Let us suppose that we want to build a Perceptron that decides if its input corresponds to a hand-written “8”. Whenever an “8” is presented at its input, it turns “on”. For any other digit it turns “off”.
What values should the weights have to create such an “8-detector”? The Perceptron switches “on” whenever the summed weighted inputs exceed a given threshold value. A simple procedure would be to assign high weights (let’s say 1) to the inputs (pixels) that are typically black for any hand-written “8” and zero weights for inputs that are typically white for any hand-written “8”.
Such weights also form a sequence of numbers, but can also be arranged like an 8 times 9 table as in the figure. In fact, with our selection of weight values, the weights may look very much like the inputs illustrated in the figure. In other words, the weights form a template of a typical hand-written “8”. If the template corresponds exactly to the input (as in our example), all inputs that are equal to 1 will be multiplied by their corresponding weights (which are all 1 as well). The rest of the inputs are 0 and will be multiplied by zero.

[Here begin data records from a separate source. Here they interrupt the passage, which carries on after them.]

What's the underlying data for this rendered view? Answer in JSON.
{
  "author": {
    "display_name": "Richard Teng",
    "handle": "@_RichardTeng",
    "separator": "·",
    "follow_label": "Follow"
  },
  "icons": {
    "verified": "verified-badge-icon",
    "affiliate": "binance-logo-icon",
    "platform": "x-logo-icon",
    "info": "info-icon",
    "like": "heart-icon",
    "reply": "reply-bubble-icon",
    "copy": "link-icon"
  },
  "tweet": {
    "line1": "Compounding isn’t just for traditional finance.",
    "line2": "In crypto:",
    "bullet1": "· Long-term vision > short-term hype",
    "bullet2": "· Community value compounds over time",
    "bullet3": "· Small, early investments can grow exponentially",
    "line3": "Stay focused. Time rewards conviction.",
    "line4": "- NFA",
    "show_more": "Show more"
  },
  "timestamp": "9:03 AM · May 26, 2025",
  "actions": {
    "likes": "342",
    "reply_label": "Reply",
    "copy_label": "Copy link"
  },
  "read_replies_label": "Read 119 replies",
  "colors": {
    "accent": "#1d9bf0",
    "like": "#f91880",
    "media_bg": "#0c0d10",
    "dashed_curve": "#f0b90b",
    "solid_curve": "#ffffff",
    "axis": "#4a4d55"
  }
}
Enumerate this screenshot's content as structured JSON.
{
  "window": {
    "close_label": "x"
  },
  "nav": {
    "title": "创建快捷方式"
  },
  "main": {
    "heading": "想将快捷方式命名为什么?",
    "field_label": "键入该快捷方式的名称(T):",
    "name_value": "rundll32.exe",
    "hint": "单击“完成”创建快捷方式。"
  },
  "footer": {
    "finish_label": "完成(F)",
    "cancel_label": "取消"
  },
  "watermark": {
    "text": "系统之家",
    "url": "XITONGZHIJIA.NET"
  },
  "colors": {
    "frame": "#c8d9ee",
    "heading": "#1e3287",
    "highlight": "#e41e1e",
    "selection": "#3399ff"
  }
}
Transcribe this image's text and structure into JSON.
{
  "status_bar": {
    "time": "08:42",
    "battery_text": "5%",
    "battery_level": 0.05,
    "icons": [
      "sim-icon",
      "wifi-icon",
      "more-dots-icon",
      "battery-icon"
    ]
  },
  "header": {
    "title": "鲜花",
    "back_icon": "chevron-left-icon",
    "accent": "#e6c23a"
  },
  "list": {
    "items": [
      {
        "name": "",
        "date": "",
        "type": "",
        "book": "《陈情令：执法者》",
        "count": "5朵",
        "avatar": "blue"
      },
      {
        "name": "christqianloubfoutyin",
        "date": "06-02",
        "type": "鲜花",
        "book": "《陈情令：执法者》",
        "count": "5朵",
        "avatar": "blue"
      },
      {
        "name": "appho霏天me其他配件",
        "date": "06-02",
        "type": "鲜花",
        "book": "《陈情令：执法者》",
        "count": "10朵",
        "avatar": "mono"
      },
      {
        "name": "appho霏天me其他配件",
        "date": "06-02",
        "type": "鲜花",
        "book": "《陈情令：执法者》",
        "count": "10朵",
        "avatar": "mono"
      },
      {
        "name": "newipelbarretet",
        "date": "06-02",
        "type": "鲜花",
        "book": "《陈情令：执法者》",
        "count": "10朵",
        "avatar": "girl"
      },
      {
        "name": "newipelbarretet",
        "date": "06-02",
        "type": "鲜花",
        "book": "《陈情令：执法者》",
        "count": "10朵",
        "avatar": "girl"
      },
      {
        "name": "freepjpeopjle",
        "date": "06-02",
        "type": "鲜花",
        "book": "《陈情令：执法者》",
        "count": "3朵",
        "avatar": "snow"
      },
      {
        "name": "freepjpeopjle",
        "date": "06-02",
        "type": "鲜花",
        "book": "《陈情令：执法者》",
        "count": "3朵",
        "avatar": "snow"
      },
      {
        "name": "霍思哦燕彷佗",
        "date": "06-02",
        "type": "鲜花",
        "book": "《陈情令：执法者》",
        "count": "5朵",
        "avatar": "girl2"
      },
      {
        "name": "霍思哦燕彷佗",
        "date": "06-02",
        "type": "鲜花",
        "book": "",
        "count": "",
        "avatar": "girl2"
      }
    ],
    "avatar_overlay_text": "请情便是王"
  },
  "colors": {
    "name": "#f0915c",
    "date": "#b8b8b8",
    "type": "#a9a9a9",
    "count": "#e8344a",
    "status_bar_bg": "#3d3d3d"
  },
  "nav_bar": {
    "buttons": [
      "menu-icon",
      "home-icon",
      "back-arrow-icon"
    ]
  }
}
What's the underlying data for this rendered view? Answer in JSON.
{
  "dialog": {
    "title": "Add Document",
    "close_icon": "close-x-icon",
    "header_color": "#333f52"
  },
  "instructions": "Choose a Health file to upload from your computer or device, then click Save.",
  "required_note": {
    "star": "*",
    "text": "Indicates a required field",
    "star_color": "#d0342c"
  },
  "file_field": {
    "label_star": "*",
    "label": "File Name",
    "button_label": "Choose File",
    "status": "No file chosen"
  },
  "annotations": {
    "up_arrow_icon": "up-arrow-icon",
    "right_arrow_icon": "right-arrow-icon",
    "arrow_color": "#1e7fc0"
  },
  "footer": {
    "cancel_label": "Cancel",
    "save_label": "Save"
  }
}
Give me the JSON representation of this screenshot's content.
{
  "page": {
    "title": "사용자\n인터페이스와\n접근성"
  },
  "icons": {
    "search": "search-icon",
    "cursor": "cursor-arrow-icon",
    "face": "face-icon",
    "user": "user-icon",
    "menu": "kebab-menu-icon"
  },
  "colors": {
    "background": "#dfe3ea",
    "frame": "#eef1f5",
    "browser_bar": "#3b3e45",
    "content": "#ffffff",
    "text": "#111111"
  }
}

The total weighted sum would correspond to the number of black pixels (or ones) in the input: 15. If this number exceeds a given threshold, the Perceptron would switch “on” signalling the presence of an “8” in the input. What would be an appropriate value for the threshold? Imagine the digit “3” that looks very much like the “8” in the figure. It only misses a few pixels (let’s say 4) in comparison to the “8”. Presenting the “3” to the input of the Perceptron would lead to a weighted sum of 11 (15-4). So, to avoid confusion between an “8” and a “3”, the threshold should be larger than 11.
Automatic learning in the Perceptron
The manual setting of the weights of the Perceptron is quite a tedious endeavour. For many practical applications, it is very difficult to come up with the proper set of weight values. Fortunately, Frank Rosenblatt proposed an algorithm for setting the weights automatically. He called this rule the delta learning rule. The essence of the learning algorithm is to start with random weights and present the Perceptron with a training instance. Whenever the input is an “8” and the Perceptron is “off”, the delta learning rule changes the weights and the threshold value slightly in a direction that reduces the risk of future errors. After presenting many training instances to the Perceptron, it has automatically adapted the weights into values that lead to a good “8” detection performance.
The automatic learning capability of the Perceptron ignited enthusiastic reactions from the scientific (and non-scientific) community. It was generally considered to be the first step towards “brain-like” computers. The formulation of the Perceptron as a neural network definitely contributed to its popularity.
The end of the first neural network wave
The discovery of the Perceptron is now generally viewed as the first neural network wave. After the initial enthusiasm, the limitations of Perceptrons became apparent. One of the founding fathers of AI, Marvin Minsky (together with Seymour Papert) wrote a thorough analysis of the limitations of Perceptrons. Their findings were at least partially responsible for a declined interest in neural networks in the 1970ties. Instead, AI research into expert systems and knowledge systems flourished. Until about 1989 when the second wave of neural networks occurred.
Read Part II here: Neural networks: the core of the AI revolution – Part II: Multilayer Perceptrons